Alana Abramson

The co-pilot of an Airbus A319 jetliner was sucked halfway out of the cockpit after the windshield of the plane suddenly shattered at 32,000 feet.

The pilot of Sichuan Airlines Flight 3U8633 managed to safely make an emergency landing in the Chinese city of Chengdu Monday, despite being exposed to freezing temperatures and extreme conditions, according to reports in Chinese media.

The co-pilot and one other crew member sustained minor injuries, but none of the 119 passengers was injured, Reuters reports.

The incident bears some similarities Southwest Airlines flight that made an emergency landing after the engine exploded and shattered a window – partially sucking out passenger Jennifer Riordan.
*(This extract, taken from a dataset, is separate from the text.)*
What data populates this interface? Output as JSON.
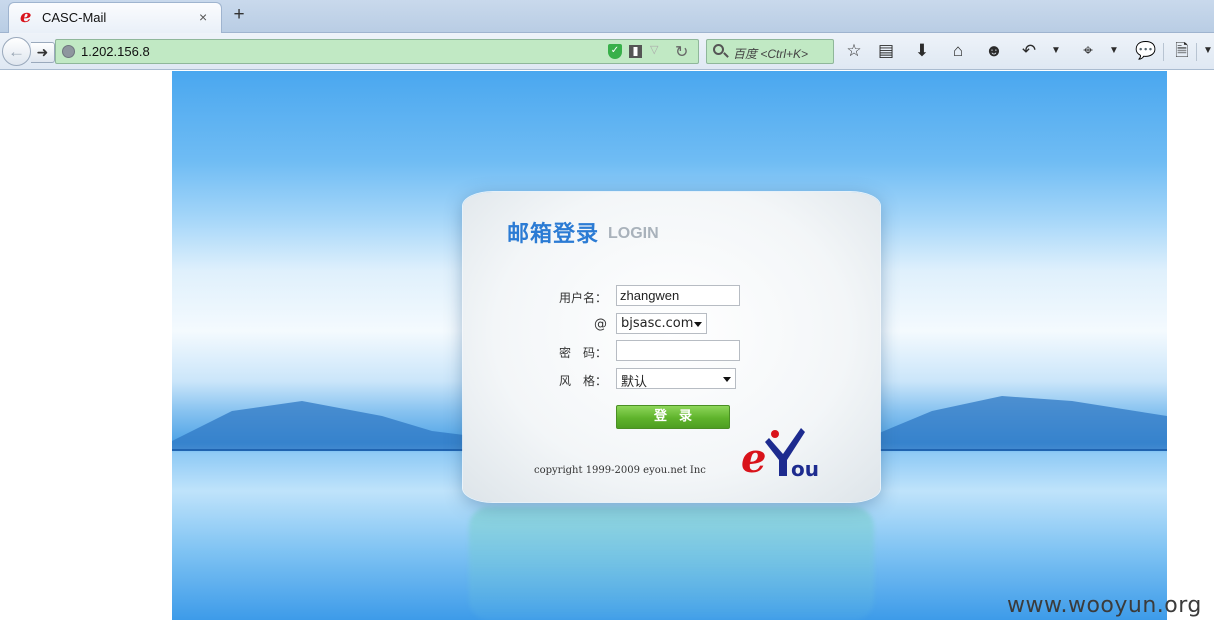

The pilot safely landed the plane, but Riordan died of her injuries.

The plane was flying from Chongqing to the Tibetan city of Lhasa when the cockpit windshield shattered.

Liu Chuanjian, the pilot who managed to land the plane, told a local Chinese news outlet that there was no warning before the disaster.

“There was no warning sign. Suddenly, the windshield just cracked and made a loud bang,” he told the Chengdu Economic Daily, which was cited by Reuters. “The next thing I know, my co-pilot had been sucked halfway out of the window.”

The crew managed to pull the co-pilot back into the plane and he suffered only minor injuries.

One other crew member was injured, but all passengers on the plane emerged unscathed, according to local reports.

Airbus, which is investigating with local officials, has sold at least 1,500 A319 planes across the world, according to the Wall Street Journal.